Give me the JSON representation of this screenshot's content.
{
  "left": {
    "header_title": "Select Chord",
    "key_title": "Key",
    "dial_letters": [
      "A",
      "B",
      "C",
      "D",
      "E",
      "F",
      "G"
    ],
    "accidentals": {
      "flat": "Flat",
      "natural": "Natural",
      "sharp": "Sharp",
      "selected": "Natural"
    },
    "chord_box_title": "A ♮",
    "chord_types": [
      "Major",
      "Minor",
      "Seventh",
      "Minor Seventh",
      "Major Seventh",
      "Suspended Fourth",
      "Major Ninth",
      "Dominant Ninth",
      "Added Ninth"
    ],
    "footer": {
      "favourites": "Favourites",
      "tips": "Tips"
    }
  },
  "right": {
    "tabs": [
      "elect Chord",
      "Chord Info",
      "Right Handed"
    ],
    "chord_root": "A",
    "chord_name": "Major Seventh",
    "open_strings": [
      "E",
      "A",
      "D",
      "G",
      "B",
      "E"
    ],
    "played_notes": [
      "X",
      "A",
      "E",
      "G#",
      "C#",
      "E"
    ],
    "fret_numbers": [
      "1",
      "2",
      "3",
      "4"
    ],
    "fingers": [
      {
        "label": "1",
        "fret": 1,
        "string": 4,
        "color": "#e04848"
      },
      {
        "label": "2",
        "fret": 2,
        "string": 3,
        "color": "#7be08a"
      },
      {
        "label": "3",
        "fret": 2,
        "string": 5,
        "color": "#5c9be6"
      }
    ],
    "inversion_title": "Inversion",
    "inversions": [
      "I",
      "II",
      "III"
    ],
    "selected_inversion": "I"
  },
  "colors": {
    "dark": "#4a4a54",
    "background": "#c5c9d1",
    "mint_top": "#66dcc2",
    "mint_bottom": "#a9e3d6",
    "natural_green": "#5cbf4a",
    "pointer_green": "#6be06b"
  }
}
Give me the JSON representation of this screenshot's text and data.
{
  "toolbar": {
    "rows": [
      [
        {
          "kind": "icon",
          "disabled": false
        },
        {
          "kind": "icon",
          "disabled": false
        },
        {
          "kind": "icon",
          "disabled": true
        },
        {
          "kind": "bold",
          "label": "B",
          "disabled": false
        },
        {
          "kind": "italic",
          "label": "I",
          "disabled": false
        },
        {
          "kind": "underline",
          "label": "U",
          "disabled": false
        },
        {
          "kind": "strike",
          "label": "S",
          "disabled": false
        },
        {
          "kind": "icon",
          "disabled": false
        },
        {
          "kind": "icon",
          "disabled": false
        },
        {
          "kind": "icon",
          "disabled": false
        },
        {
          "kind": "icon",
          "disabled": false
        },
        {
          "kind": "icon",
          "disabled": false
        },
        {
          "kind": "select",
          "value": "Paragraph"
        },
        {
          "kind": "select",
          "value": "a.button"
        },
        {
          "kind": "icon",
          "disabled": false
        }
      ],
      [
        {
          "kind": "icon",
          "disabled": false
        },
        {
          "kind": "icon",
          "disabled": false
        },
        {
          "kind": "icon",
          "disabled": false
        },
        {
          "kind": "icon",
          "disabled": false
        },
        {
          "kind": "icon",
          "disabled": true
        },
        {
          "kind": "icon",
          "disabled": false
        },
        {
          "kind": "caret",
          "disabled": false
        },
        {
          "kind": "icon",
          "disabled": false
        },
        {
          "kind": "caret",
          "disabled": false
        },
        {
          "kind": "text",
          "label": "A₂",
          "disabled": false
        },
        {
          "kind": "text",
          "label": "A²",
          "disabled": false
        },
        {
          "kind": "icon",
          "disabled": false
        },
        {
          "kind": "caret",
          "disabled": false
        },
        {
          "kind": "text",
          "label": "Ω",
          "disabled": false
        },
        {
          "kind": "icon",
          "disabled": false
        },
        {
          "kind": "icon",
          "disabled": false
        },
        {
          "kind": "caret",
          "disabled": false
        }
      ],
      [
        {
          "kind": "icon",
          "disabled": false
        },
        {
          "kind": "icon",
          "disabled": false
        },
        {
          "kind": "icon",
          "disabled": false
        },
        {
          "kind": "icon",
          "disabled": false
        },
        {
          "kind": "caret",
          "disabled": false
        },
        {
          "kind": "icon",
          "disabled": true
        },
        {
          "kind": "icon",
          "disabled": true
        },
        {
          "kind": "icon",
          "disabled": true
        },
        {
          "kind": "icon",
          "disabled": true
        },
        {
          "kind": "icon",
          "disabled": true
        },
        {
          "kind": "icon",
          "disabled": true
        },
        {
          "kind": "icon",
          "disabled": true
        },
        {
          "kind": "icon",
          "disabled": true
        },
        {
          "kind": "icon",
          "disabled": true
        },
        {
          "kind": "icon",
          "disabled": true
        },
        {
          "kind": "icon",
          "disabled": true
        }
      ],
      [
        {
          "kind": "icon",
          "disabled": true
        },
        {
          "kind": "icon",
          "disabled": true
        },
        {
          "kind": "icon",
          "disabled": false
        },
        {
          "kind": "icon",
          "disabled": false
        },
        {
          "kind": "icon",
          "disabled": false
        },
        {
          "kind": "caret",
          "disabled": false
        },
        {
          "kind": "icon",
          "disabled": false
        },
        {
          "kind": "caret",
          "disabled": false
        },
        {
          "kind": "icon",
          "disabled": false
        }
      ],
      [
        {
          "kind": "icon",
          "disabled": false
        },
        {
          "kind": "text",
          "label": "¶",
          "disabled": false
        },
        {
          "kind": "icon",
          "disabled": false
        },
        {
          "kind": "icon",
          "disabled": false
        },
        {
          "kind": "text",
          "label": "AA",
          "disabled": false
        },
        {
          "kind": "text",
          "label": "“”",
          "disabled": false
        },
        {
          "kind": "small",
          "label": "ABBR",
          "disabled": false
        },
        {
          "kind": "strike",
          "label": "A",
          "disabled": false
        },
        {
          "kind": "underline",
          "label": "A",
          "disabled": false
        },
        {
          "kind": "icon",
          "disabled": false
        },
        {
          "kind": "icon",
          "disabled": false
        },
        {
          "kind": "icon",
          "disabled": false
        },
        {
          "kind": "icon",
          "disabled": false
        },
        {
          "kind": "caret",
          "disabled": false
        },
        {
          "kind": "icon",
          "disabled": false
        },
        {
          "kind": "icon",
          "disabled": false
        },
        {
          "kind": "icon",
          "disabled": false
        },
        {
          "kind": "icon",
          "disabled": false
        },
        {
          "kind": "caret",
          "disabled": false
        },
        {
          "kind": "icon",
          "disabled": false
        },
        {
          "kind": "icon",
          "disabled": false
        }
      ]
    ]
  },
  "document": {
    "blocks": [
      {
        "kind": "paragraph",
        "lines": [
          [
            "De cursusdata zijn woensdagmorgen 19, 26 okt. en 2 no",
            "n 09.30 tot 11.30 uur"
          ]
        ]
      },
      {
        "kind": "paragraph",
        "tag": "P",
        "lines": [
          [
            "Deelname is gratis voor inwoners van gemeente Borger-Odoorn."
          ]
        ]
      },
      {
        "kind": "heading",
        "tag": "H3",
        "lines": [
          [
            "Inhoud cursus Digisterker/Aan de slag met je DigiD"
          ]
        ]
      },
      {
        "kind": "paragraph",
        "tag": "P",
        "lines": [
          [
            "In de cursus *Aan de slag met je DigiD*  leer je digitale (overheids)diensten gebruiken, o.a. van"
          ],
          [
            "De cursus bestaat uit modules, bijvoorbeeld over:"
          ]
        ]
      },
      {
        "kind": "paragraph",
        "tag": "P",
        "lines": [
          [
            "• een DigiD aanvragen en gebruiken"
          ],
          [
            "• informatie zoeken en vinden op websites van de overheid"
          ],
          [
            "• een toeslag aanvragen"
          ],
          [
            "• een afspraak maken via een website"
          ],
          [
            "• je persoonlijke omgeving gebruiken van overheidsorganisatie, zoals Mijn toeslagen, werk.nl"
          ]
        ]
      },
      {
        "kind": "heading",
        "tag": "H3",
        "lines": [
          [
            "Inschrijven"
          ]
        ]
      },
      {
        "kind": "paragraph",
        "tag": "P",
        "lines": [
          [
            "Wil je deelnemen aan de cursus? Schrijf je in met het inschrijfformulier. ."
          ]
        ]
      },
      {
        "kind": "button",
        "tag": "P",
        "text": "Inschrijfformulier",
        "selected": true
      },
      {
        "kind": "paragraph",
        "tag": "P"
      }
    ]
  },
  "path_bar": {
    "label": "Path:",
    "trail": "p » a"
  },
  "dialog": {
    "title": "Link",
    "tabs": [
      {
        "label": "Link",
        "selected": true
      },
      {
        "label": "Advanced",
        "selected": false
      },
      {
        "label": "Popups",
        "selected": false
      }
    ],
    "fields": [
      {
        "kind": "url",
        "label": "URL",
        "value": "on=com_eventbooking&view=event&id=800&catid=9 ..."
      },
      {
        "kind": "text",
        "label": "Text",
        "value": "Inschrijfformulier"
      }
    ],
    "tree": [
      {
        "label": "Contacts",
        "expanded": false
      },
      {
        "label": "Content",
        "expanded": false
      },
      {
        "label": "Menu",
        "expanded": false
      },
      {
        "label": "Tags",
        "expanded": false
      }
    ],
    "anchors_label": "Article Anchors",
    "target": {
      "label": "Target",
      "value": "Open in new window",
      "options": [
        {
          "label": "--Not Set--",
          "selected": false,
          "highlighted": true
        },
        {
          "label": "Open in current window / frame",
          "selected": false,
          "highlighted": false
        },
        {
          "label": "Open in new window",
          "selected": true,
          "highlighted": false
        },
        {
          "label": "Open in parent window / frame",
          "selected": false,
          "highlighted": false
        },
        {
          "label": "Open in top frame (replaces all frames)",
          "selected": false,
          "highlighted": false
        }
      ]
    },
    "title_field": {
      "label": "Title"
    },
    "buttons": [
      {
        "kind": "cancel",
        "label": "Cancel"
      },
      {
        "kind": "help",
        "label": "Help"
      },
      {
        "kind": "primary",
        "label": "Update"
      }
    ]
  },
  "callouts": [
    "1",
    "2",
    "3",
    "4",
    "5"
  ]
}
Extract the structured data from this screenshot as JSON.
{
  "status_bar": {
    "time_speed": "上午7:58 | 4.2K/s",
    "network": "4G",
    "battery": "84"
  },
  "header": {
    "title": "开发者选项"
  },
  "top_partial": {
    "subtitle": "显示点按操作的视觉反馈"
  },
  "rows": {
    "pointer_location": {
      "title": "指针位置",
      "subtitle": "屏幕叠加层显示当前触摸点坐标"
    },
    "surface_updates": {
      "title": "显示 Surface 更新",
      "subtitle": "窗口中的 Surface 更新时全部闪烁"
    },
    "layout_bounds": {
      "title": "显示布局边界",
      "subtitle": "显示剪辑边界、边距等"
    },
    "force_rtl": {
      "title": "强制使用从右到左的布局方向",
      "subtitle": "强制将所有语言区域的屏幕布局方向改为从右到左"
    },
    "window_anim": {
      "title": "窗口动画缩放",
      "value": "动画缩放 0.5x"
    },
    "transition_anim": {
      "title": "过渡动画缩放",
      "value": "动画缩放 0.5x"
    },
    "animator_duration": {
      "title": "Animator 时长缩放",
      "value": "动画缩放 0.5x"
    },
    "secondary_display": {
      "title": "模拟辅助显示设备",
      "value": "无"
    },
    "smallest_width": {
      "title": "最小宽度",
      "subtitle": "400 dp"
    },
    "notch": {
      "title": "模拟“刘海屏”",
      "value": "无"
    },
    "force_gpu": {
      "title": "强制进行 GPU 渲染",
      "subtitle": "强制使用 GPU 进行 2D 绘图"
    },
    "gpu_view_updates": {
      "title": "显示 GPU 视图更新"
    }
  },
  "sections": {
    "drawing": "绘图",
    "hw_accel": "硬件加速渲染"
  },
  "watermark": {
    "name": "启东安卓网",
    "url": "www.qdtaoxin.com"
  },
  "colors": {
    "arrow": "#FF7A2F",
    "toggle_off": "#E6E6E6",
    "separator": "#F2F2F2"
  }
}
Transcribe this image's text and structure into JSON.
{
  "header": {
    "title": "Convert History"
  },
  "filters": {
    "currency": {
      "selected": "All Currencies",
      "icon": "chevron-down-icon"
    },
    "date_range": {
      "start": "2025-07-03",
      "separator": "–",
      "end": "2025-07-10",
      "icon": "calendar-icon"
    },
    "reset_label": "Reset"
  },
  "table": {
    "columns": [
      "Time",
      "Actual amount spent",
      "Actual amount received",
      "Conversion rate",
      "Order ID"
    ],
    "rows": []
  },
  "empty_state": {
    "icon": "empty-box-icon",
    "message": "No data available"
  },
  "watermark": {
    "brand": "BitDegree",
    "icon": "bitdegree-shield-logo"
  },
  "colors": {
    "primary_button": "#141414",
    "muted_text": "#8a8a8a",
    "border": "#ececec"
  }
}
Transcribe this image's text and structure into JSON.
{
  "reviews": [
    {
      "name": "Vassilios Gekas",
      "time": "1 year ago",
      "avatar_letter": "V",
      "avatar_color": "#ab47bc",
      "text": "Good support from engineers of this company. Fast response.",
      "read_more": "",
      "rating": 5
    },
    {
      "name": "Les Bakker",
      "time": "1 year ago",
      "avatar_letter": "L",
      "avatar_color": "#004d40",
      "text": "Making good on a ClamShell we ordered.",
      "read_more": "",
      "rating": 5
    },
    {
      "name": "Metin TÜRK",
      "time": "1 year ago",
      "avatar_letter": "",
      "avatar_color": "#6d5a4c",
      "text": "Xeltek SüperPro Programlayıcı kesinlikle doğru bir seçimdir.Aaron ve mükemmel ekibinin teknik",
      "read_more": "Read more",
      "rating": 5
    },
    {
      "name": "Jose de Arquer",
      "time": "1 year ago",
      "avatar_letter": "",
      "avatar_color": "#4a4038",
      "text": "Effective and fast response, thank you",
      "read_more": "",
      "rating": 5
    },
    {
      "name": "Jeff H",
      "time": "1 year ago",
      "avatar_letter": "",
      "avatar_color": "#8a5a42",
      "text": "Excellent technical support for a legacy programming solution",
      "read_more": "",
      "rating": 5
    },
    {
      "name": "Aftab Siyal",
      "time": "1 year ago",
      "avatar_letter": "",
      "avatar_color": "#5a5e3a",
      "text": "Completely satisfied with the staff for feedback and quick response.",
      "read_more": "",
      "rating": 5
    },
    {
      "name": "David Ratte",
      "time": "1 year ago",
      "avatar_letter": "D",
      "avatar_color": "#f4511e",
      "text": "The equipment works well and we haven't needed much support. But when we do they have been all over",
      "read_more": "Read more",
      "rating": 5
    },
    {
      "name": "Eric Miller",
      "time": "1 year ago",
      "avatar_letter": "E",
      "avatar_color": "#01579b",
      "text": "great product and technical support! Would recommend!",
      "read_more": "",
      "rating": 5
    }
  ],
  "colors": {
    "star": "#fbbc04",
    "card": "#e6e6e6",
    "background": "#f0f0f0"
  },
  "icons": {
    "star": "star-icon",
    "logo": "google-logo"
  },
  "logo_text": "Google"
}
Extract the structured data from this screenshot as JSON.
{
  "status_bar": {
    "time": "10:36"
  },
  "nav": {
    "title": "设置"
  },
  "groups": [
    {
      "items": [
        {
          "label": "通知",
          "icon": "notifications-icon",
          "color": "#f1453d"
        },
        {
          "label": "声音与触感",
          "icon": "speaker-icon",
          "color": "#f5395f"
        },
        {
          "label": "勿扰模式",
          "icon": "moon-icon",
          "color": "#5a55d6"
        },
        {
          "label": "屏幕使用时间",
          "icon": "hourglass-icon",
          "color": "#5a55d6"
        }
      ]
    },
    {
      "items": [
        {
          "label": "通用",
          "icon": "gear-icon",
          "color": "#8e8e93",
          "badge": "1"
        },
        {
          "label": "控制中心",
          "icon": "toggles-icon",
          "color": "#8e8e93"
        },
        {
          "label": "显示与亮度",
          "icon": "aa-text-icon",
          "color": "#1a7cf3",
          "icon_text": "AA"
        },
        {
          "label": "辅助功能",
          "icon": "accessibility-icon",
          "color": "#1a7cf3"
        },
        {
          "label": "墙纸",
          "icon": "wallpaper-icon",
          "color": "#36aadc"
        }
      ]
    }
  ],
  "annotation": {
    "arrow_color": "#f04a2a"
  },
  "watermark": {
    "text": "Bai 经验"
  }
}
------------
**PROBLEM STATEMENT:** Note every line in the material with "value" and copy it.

**REPLY:**
          "value": "Paragraph"
          "value": "a.button"
        "value": "on=com_eventbooking&view=event&id=800&catid=9 ..."
        "value": "Inschrijfformulier"
      "value": "Open in new window",
      "value": "动画缩放 0.5x"
      "value": "动画缩放 0.5x"
      "value": "动画缩放 0.5x"
      "value": "无"
      "value": "无"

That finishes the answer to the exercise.